10 Yetis boss Andy Barr, who worked in senior PR and media roles in the financial industry with the likes of AXA and Chelsea Building Society, looks at Barclays' handling of its £290m fine for rigging the key lending rate between banks.
As someone who has worked in the PR department for a few brands that have been on the wrong end of a regulatory decision, there are a couple of areas that we need to get straight before looking at the public relations consequences of Barclays' £290m fine from the FSA.
1. Barclays will have known that the fine was coming in advance, so why was the bank so slow to react?
2. The financial institutions that I worked for were all hugely well prepared for negative situations and diaries were always cleared for the most senior people when situations arose, but the PR101 rule of putting up your most senior person seems to have slipped Barclays by. (Under pressure boss Bob Diamond has only belatedly surfaced to comment, and refuse to resign, this morning.)
As I type, three more banks are being dragged into this scandal by the FSA; RBS, Lloyds and HSBC. Barclays could do well to have a look at how HSBC will deal with this situation. Every PR and Social Media conference that I have attended (not that many, they can be odd events; tight jeans, Paul Smith shirts and man bags - and that is just the girls) is swimming with praise for the HSBC PR team for the ways in which they handled a situation a short while ago whereby their cash-points decided enough was enough and stopped dispensing cash to their punters.
HSBC took to Twitter, got statements out from their most senior people and hand-held journos through what they were doing. The net result; lower volumes of hate aimed at HSBC in media coverage and praise for the comms team. Natwest are also a good barometer in terms of how to handle a sumo wrestler sized IT glitch. The Chief Executive had a statement out quicker than you could say "will this affect my credit rating" and the comms team had convinced the board that forcing 7000 of its staff to forgo their Sunday roast in order to open branch doors to help customers was a great PR move. It was!
Before we write off Barclays, let me also share another insight gleaned from my years of working in financial services; customers don't give a fig about the wider pluses or negatives of a bank or building society. Here is the crunch: customers only care about the best rate they can get for their savings, mortgage or loans product.
One of the companies I worked for spent more than I care to recall on trying understand whether customers cared about our Corporate Social Responsibility plan and the amount of sterling work we did with the community and more to the point, would buy more of our financial products because of it. They..did..not..care..one..iota (I was going to capitalise that, but trying to appear more modern with full stops). We tested this by offering a market leading mortgage rate and our customer numbers went through the roof.
This leads me to think that public relations people like myself can puff out our chests and pretend that our insight is deep, meaningful and keenly read by the Barclays Comms Team; but the reality is that Barclays can simply offer a market leading savings or mortgage product, watch the customer numbers rise and then simply highlight this rise as an example of the current media mess as having no real effect.

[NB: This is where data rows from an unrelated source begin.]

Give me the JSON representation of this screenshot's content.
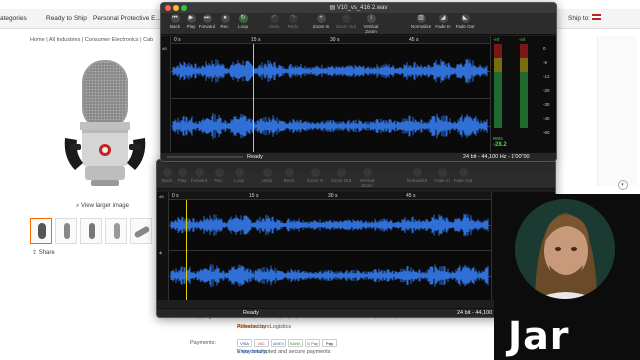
{
  "web": {
    "nav": [
      "ategories",
      "Ready to Ship",
      "Personal Protective E...",
      "Ship to:"
    ],
    "breadcrumb": "Home  |  All Industries  |  Consumer Electronics  |  Cab",
    "view_larger": "View larger image",
    "share": "Share",
    "shipping_label": "Shipping:",
    "shipping_text": "Lower-priced shipping by A.I. Frame via Ocean + Delivery Lower-priced",
    "powered_prefix": "Powered by",
    "powered_brand": "Alibaba.com",
    "powered_suffix": "Logistics",
    "payments_label": "Payments:",
    "payment_methods": [
      "VISA",
      "MC",
      "AMEX",
      "BANK",
      "G Pay",
      "Pay"
    ],
    "secure_prefix": "Enjoy encrypted and secure payments",
    "secure_link": "View details"
  },
  "window1": {
    "title": "V10_vs_416 2.wav",
    "toolbar": [
      {
        "icon": "back-icon",
        "glyph": "⏮",
        "label": "Back"
      },
      {
        "icon": "play-icon",
        "glyph": "▶",
        "label": "Play"
      },
      {
        "icon": "forward-icon",
        "glyph": "⏭",
        "label": "Forward"
      },
      {
        "icon": "record-icon",
        "glyph": "●",
        "label": "Rec."
      },
      {
        "icon": "loop-icon",
        "glyph": "↻",
        "label": "Loop"
      },
      {
        "icon": "undo-icon",
        "glyph": "↶",
        "label": "Undo"
      },
      {
        "icon": "redo-icon",
        "glyph": "↷",
        "label": "Redo"
      },
      {
        "icon": "zoom-in-icon",
        "glyph": "+",
        "label": "Zoom In"
      },
      {
        "icon": "zoom-out-icon",
        "glyph": "−",
        "label": "Zoom Out"
      },
      {
        "icon": "vertical-zoom-icon",
        "glyph": "↕",
        "label": "Vertical Zoom"
      },
      {
        "icon": "normalize-icon",
        "glyph": "▥",
        "label": "Normalize"
      },
      {
        "icon": "fade-in-icon",
        "glyph": "◢",
        "label": "Fade In"
      },
      {
        "icon": "fade-out-icon",
        "glyph": "◣",
        "label": "Fade Out"
      }
    ],
    "ruler": [
      "0 s",
      "15 s",
      "30 s",
      "45 s"
    ],
    "db_label": "dB",
    "status_left": "Ready",
    "status_right": "24 bit - 44,100 Hz - 1'00\"00",
    "meter_top": [
      "-inf",
      "-inf"
    ],
    "meter_ticks": [
      "0",
      "-6",
      "-12",
      "-20",
      "-30",
      "-40",
      "-60"
    ],
    "rms_label": "RMS",
    "rms_value": "-28.2"
  },
  "window2": {
    "toolbar": [
      "Back",
      "Play",
      "Forward",
      "Rec.",
      "Loop",
      "Undo",
      "Redo",
      "Zoom In",
      "Zoom Out",
      "Vertical Zoom",
      "Normalize",
      "Fade In",
      "Fade Out"
    ],
    "ruler": [
      "0 s",
      "15 s",
      "30 s",
      "45 s"
    ],
    "db_label": "dB",
    "status_left": "Ready",
    "status_right": "24 bit - 44,100"
  },
  "webcam": {
    "name": "Jar"
  },
  "colors": {
    "waveform": "#2f6fd6",
    "cursor": "#e6d200",
    "meter_green": "#2fa84a",
    "meter_yellow": "#c9b000",
    "meter_red": "#c02020"
  }
}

Could they have handled the situation better? Undoubtedly. Will it mean long-lasting damage? Only in PR text-books.
Before forming 10 Yetis with his business partner, Andy Barr worked in a number of Senior Public Relations and Media Roles within the financial services sector for the likes of AXA and Chelsea Building Society. He has also been responsible for managing the media side of several regulatory body investigations for companies that he has worked for including: OFCOM, OFGEM and the OFT (all of which he is happy to admit he handled poorly)
You will be sent a verification email. Click on the link in the email to post your comment.
Opinion, blogs and columnists - call them what you like - this is the section where people have something to say. You might agree or you might not - whatever opinion you have make your views known in comments. Views of writers are not necessarily those of The Drum. If you would like to contribute a comment piece, email your idea to firstname.lastname@example.org.